After a few weeks away from the topic, we’re back to our paper vs planner investigation (part 1 here, part 2 here). We’ve had a look at the headlines that pit digital and paper against each other, and we’ve looked in depth at the mechanics of learning on paper versus learning using a screen. As well as being a better option for children to develop memory recall skills, physical note taking is arguably the more ‘healthy’ option, with studies showing that prolonged exposure to the blue light of mobile devices can be detrimental to general well-being.
We’re excited to announce that our Customised Exercise Book product is a finalist for two categories of the 2018 Education Resources Awards!
We’ve scooped a finalist position for the Secondary Resource or Equipment – Non-ICT and General Classroom Resource categories, and we’ll be up against some stiff competition when the winners are announced on the 16th of March.
In 2006, we entered our fledgling customised planner business in the ERA, and were pleasantly surprised to win an award. Hopefully we can repeat that success with this year’s entry!
Does anyone know how to talk to a child about grief and loss? It’s a sincere question, because I certainly don’t have the answer. I can only use my own experience to inform my past-self which perhaps isn’t as helpful as I like to imagine. One thing I wish I had known as a child experiencing grief was that talking about it doesn’t have to be awkward, and it’s not something that an adult will consider to be an inappropriate topic. The amount of resources out there is heartening; I hope that other people find them useful and supportive.
Humans love stories. Even when we sleep, we create stories in our dreams.
Stories influence almost everything we do – what we buy, what we do, and even what we eat. There’s a story to the potato that left the field and ended up on your fork, and nowadays, the plastic packaging will tell you all about it. Stories are everywhere.
It’s something that most parents will only experience a few times, at most, during their life. Teachers witness it from a different perspective several times a year, however. The first day of primary school for a child moving up from nursery or pre-school can be a worrying time for children and parents alike. Parents will have already asked themselves a hundred questions, Will they be ok without me? What if they need an adult? What if they get scared? Is this school good enough? Did I choose the right school? Every child will experience primary school differently, and so it makes sense that the same would go for their parents meaning not all of them will feel reassured by the same thing.
A recent report by the National Audit Office (NAO) – Delivering STEM skills for the economy – has outlined a number of concerns with how STEM education funding and strategy is being conducted. Here are their major findings:
This is the second part of our content series on Paper vs Digital. You can read the introduction here.

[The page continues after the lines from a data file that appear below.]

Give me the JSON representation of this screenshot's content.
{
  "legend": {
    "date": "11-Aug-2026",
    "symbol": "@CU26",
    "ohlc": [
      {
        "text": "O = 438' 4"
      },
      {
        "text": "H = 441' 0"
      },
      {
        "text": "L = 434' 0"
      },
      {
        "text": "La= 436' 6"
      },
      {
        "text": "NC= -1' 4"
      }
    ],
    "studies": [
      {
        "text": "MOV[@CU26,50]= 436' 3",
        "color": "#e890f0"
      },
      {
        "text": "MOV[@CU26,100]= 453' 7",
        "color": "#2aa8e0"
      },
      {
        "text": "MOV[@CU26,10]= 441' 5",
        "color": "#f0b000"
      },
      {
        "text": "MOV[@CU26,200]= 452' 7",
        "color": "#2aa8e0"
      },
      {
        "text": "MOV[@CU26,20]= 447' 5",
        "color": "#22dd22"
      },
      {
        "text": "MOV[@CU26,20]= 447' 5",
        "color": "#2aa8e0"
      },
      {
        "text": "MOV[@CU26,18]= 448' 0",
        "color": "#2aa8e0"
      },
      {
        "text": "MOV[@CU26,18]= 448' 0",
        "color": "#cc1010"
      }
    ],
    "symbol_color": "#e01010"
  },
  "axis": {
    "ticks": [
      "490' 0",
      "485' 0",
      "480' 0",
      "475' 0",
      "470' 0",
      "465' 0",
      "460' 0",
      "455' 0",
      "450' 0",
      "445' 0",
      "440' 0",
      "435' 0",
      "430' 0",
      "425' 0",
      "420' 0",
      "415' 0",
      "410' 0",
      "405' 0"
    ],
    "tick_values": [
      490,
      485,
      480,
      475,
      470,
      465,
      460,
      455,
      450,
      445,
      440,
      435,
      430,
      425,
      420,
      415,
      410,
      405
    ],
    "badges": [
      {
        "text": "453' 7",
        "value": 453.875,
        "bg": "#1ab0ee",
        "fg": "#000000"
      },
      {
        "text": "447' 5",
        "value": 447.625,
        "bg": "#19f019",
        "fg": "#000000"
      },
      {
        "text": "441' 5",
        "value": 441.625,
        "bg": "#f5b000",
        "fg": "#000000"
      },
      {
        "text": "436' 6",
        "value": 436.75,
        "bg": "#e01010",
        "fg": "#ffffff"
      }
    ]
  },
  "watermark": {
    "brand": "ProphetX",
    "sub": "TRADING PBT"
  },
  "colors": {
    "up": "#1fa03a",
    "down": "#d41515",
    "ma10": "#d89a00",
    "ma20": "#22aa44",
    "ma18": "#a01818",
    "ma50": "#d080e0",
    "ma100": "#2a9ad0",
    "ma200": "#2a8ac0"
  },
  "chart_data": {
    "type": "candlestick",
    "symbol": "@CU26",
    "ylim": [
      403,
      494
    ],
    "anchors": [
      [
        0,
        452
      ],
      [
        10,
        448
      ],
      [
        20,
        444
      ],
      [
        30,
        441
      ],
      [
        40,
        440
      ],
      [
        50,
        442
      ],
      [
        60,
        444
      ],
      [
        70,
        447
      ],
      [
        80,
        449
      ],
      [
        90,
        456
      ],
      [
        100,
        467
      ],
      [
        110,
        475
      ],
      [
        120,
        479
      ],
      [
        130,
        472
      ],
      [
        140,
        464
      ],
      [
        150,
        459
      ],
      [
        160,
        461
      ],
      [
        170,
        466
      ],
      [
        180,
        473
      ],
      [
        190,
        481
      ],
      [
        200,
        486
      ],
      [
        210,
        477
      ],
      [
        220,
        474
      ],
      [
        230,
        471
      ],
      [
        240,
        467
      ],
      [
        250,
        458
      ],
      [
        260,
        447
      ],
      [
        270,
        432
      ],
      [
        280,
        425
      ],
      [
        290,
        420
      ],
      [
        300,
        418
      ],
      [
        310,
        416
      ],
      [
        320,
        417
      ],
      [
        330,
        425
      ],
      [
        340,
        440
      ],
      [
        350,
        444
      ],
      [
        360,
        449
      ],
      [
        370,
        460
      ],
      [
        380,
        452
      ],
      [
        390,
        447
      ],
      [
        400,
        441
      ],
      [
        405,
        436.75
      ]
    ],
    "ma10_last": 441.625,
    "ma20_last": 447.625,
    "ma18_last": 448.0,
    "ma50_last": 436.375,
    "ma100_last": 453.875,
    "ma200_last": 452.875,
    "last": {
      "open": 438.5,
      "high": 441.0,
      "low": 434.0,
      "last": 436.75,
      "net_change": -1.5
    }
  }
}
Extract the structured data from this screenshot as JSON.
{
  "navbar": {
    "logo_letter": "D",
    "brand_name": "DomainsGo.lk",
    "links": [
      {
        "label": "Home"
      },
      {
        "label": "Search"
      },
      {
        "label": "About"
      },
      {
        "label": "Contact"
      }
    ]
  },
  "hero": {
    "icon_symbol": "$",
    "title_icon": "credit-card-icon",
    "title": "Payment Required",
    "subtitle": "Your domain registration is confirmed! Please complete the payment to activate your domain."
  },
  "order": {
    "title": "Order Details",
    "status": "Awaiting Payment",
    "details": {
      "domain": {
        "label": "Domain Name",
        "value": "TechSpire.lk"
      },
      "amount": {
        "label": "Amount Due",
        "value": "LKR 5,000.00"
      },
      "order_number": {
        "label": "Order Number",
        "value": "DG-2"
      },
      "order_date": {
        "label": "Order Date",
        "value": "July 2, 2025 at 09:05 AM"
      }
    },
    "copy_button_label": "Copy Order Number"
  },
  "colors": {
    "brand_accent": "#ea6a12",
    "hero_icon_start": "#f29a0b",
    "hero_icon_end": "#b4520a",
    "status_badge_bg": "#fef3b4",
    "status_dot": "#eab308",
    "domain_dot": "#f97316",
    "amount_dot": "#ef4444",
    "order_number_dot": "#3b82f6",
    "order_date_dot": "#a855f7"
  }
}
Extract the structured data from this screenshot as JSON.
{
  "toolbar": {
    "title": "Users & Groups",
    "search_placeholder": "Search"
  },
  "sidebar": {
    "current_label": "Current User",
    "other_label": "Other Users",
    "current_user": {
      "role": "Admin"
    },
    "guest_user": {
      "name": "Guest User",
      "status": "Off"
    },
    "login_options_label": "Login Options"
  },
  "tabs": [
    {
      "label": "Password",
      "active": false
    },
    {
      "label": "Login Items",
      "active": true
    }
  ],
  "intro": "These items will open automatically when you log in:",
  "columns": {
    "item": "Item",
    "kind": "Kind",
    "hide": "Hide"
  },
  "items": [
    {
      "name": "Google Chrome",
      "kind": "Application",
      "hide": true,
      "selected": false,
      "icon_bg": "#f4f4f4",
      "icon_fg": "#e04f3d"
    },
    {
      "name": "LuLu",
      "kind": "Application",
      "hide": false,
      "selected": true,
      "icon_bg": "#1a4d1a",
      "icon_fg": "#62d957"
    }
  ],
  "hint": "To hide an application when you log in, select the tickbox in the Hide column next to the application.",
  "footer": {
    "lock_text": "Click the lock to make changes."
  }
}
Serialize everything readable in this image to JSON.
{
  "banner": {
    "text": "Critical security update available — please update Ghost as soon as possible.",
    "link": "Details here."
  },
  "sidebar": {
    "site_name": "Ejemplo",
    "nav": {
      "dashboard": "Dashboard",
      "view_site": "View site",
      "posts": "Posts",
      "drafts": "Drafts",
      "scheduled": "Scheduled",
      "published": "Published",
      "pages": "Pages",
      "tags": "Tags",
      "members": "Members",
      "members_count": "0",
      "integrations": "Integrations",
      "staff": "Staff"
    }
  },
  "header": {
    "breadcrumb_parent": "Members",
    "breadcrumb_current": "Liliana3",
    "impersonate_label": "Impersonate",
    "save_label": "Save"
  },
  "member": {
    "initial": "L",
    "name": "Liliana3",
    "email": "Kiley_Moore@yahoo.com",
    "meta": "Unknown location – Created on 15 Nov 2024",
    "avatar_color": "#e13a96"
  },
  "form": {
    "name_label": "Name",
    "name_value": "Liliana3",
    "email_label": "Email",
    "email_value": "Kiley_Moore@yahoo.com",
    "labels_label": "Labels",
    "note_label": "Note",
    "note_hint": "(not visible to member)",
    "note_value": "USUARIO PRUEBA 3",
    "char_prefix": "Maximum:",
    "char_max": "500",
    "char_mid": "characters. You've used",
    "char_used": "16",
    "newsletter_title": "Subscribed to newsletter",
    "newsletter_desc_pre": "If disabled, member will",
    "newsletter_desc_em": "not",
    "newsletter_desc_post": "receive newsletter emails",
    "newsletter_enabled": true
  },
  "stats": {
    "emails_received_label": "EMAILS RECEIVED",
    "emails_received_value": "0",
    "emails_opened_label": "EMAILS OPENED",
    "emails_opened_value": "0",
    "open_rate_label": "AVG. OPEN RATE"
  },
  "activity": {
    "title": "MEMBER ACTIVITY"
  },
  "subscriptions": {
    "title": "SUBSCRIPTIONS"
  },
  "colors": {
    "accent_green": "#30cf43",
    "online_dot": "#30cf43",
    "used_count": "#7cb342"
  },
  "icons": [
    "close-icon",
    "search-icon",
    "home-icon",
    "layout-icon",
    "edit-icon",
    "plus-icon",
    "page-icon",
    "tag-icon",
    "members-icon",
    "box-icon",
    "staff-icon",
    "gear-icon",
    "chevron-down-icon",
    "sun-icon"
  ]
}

Before moving or adopting a digital planning solution for your school, it’s important to consider the impact this may have on your students. Even if you’ve already migrated to a digital planner, digital planners work best when paired with a paper planner, and there’s a wealth of evidence to support this.
We know, the turkey is barely cold and it’s technically Christmas, but they do say there’s no time like the present (pun intended) to plan ahead. So how can you make the journey back to the classroom go more smoothly?
This is the fifth in a series of blogs giving an overview of research-proven strategies that schools can adopt when budgeting their pupil premium – and how we can help. Previously, we discussed Parental Engagement.
In this strategy, students themselves work to support each other in learning. A common example is an older pupil supporting a younger one with a particular subject area in which the former excels. Peer tutoring is backed up by extensive research and anecdotal evidence; it involves students themselves taking ownership of their learning experience by supporting their fellow students’ learning outcomes. Across both primary and secondary schools, peer tutoring programmes have been found to be mostly positive, and so far research has found that students from a disadvantaged background are the most likely to benefit from this approach.
This is the first in an ongoing series of blogs and reports that will examine the use of paper planners in schools in a world that is increasingly driven by digital.
It’s been happening for a fair few years now; the digital world integrating into our everyday lives to the point we can do even the most mundane of things with a computer or mobile device. Do the food shopping. Book an appointment with the doctor. Shop for insurance. Look at a photo album.
It’s perhaps no surprise, then, that the digital world has also made its way into the education system, supporting students, teachers, and parents. If you do an online search for ‘paper vs digital’ you get almost 23 million results. That’s a lot of debate. Searching ‘paper vs digital planners’ brings that down to just under 3 million results, but that’s still several million more sources than most people would prefer to have to read through to make an informed decision.